**Task statement**
Report each line of the data that has "this" somewhere in it.

**Data records**
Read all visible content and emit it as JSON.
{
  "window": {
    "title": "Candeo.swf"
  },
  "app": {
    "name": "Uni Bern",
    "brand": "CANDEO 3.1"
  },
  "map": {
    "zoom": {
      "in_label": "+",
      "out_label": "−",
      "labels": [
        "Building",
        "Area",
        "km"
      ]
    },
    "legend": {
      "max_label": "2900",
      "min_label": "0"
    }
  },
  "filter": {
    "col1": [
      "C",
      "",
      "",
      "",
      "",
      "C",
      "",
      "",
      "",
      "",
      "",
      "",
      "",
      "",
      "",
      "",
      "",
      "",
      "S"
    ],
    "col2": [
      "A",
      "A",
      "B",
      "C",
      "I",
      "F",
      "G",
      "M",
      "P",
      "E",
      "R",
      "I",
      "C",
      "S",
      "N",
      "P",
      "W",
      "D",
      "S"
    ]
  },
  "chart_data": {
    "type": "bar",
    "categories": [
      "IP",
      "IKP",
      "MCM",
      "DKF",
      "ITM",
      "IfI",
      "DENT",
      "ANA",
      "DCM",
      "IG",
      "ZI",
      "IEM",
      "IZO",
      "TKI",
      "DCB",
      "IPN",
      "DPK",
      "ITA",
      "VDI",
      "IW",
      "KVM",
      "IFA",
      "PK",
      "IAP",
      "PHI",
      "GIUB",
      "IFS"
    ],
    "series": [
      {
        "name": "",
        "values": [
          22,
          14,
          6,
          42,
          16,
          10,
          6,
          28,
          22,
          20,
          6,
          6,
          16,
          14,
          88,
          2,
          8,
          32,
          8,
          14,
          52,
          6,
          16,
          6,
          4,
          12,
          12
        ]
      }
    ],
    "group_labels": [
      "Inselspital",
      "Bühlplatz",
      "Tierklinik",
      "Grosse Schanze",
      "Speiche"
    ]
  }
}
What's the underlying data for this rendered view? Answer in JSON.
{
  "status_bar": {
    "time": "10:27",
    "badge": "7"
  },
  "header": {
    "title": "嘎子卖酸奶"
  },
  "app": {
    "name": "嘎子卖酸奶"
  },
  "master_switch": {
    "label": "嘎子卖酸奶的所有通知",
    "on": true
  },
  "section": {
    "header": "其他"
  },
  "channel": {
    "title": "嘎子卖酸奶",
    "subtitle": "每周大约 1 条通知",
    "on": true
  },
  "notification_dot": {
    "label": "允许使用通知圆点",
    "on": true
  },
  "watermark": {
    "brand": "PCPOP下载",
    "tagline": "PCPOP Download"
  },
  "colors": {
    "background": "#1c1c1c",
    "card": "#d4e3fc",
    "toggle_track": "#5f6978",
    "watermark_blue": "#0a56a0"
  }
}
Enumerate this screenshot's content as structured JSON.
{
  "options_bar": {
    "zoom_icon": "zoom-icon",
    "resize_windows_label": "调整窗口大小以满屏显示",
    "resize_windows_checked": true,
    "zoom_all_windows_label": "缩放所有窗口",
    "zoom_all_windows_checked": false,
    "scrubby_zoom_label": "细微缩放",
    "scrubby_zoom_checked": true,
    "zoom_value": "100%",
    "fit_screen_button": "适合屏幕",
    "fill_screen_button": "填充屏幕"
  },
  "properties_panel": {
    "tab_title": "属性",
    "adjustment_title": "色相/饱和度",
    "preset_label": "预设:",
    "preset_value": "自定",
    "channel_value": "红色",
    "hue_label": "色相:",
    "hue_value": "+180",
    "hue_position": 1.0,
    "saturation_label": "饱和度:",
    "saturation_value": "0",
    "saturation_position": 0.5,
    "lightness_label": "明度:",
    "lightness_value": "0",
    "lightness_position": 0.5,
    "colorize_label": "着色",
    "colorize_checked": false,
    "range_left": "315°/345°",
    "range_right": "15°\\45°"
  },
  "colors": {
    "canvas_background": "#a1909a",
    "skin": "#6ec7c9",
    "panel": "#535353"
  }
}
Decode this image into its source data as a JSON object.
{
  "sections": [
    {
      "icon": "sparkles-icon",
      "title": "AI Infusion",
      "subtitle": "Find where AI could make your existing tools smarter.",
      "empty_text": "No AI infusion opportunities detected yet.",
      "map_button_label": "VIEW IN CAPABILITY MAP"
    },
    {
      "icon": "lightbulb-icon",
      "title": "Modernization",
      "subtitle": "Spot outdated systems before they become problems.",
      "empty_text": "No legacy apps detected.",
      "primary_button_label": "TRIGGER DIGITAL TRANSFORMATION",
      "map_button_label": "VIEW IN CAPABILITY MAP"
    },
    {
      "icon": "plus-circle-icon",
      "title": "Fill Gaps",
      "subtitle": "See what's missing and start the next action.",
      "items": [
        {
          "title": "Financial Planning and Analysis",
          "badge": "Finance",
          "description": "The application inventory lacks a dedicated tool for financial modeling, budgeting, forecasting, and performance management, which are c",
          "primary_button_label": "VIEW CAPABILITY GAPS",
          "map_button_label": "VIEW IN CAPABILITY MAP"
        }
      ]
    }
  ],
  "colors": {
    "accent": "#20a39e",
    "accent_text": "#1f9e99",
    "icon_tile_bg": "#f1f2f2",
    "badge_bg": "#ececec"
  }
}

**Completed exercise**
What's the underlying data for this rendered view? Answer in JSON.
Enumerate this screenshot's content as structured JSON.
Decode this image into its source data as a JSON object.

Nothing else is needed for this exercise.